Which lines below contain the word "Host"? Copy each of them.

[Stored dataset items]
::::::::
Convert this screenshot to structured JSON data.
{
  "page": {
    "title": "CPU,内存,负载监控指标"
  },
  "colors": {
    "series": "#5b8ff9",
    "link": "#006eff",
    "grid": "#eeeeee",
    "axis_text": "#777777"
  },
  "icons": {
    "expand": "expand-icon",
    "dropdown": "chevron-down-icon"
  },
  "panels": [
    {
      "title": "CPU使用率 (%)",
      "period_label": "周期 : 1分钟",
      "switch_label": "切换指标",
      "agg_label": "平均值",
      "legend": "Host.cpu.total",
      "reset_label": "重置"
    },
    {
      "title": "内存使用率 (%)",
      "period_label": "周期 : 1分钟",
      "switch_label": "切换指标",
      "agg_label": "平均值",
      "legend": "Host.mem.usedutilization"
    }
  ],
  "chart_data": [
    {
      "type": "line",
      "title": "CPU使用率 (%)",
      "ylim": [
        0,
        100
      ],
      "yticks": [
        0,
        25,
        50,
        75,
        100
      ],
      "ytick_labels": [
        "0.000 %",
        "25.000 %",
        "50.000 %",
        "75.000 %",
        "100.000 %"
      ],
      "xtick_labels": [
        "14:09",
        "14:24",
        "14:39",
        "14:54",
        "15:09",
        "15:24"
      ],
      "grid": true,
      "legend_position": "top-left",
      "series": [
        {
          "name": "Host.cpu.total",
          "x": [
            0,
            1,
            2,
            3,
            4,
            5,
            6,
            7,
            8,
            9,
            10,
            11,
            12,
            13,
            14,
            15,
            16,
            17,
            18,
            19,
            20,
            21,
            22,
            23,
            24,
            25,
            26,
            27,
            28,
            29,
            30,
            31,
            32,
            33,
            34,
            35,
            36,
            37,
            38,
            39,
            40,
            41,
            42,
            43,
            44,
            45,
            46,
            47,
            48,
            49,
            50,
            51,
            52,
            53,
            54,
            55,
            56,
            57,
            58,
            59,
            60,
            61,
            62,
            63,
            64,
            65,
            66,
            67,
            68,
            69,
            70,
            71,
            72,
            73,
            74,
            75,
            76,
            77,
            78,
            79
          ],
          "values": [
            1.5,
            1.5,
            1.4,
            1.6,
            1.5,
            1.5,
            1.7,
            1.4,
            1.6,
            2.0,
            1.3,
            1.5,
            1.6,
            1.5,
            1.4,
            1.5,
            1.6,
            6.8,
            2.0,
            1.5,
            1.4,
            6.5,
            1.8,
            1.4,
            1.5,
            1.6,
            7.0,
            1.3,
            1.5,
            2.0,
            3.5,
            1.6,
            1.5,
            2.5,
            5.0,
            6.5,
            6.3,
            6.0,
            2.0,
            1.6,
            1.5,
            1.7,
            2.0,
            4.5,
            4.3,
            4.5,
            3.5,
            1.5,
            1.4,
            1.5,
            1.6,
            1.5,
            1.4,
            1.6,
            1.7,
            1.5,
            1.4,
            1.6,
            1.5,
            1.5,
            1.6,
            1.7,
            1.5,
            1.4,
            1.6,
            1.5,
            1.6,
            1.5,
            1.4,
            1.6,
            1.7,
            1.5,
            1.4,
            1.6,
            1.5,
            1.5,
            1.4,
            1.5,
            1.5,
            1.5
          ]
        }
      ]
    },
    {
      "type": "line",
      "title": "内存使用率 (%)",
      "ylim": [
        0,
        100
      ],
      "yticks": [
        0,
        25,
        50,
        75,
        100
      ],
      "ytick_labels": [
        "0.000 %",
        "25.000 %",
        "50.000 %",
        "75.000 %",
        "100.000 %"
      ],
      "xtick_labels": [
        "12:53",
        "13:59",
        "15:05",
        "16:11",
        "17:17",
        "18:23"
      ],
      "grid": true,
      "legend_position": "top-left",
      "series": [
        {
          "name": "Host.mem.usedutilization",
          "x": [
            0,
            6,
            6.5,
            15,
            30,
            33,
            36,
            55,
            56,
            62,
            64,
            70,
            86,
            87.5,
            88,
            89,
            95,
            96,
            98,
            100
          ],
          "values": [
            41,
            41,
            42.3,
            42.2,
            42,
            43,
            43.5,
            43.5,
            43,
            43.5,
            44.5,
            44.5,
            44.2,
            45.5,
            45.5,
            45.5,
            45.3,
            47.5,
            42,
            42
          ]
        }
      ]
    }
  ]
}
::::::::
> _WRITTEN SOLUTION_:
      "legend": "Host.cpu.total",
      "legend": "Host.mem.usedutilization"
          "name": "Host.cpu.total",
          "name": "Host.mem.usedutilization",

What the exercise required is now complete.